  23. 17. What is the standard approach, if any, to issuing (counter) guarantees in salvage and collision cases? • There is no ‘standard’ approach to this issue • Most London insurers will usually sign the well-known ‘Short form’ guarantee • However they are increasingly reluctant to provide guarantees for singleton vessels • Most (counter) guarantees are issued for 100% of the required amount • Further counter guarantee from the assured for any applicable deductible • Inconsistent approach on the requirement for such counter guarantees

  24. 18. How are claims paid? •  via the broker? • As most of the insurance placed in London is via brokers, this is the usual method for payment of claims • direct to the assured? • Rarely, but occasionally if difficulties with any intermediaries in the chain between insurers and the assured

  25. 19. Is there a central accounting system for insurers in your market? Yes. All Lloyd’s syndicates, IUA companies and many of the non-affiliated companies use Xchanging Ins-sure Services (‘XIS’) – a merger of the former Lloyd’s Policy Signing Office (‘LPSO’) and the London Processing Centre (‘LPC’) Accounts on a daily basis to all brokers Other London insurers settle their claims directly with the broker The broker then forwards all monies received to the assured

  26. 20. Is there any protocol in operation in your market that governs the handling of claims?If so, please provide brief details, e.g. timescales, penalties etc. No. There are a number of existing practices and developing initiatives as follow: • Lloyd’s syndicates handle claims under the Lloyd’s 1999 Claims Scheme • IUA companies handle their claims in accordance with agreed IUA procedures • A fundamental reorganisation of the London insurance market entitled ‘London Market Principles’ (‘LMP’) is under way including a draft LMP Claims Protocol • Lloyd’s Claims Strategy Review.
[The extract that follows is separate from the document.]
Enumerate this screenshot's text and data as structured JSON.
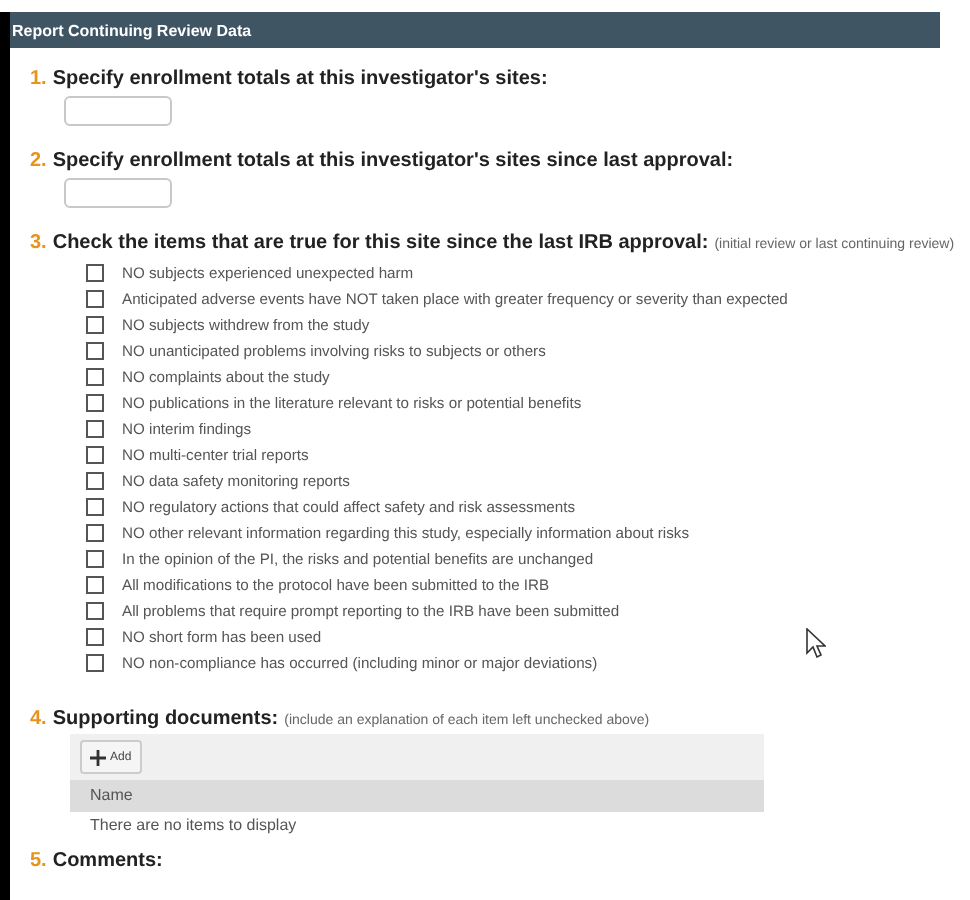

A major review of the claims process for the handling of all claims at Lloyd’s concentrating initially on introducing revised and robust ‘Peer Review’ procedures and introducing a set of Minimum Standards to which all Managing Agents must adhere

  27. Finally, no reference to the claims procedures incorporated in the International Hull Clauses 1.11.2002 and 1.11.2003. • Little business written to date on these clauses • Misleading to include the claims procedures detailed therein in any overview of the way hull claims are currently handled in the London market • Hoped that the clauses find favour with the brokers/assureds, especially with regard to the handling of claims